> **Directions for this task**
In the entries below, find the string "notes" and return each line holding it.

> **Given records**
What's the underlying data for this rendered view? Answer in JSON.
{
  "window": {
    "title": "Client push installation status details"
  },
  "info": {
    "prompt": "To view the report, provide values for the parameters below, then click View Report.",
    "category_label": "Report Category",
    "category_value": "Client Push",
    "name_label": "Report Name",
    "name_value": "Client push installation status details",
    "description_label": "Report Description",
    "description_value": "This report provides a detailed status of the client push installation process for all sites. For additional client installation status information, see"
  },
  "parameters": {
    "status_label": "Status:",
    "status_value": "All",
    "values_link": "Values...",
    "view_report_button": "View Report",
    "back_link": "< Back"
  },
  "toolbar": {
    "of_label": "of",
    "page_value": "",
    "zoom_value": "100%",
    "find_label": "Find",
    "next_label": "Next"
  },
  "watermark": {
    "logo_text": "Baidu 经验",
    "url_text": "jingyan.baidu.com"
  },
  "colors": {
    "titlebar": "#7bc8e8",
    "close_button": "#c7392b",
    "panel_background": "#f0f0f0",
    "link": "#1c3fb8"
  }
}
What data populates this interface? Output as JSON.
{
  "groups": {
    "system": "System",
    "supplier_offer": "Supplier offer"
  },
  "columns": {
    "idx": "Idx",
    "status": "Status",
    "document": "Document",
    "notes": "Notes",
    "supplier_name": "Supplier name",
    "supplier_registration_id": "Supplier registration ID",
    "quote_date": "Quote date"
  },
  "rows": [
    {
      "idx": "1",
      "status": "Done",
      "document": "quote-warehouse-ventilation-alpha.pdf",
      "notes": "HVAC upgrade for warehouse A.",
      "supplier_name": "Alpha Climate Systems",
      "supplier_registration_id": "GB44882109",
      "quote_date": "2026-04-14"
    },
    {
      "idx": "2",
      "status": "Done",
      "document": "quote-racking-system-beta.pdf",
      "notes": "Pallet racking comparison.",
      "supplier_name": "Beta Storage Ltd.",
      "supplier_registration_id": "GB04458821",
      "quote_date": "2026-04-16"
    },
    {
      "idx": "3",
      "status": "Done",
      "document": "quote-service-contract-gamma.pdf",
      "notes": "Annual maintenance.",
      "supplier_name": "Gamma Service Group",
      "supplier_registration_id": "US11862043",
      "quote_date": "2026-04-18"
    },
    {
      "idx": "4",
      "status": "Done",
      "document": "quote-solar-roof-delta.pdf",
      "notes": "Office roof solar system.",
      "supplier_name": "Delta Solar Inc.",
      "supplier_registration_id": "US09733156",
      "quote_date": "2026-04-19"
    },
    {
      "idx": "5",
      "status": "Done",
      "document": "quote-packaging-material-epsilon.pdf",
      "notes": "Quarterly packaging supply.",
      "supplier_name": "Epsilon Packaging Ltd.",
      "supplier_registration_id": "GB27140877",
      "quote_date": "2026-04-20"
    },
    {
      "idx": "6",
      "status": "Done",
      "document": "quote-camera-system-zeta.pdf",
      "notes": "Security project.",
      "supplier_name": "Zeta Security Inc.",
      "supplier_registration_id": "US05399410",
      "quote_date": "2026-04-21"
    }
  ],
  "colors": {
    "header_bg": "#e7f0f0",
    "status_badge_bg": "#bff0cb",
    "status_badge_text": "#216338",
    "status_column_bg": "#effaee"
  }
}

> **Answer to the exercise**
    "notes": "Notes",
      "notes": "HVAC upgrade for warehouse A.",
      "notes": "Pallet racking comparison.",
      "notes": "Annual maintenance.",
      "notes": "Office roof solar system.",
      "notes": "Quarterly packaging supply.",
      "notes": "Security project.",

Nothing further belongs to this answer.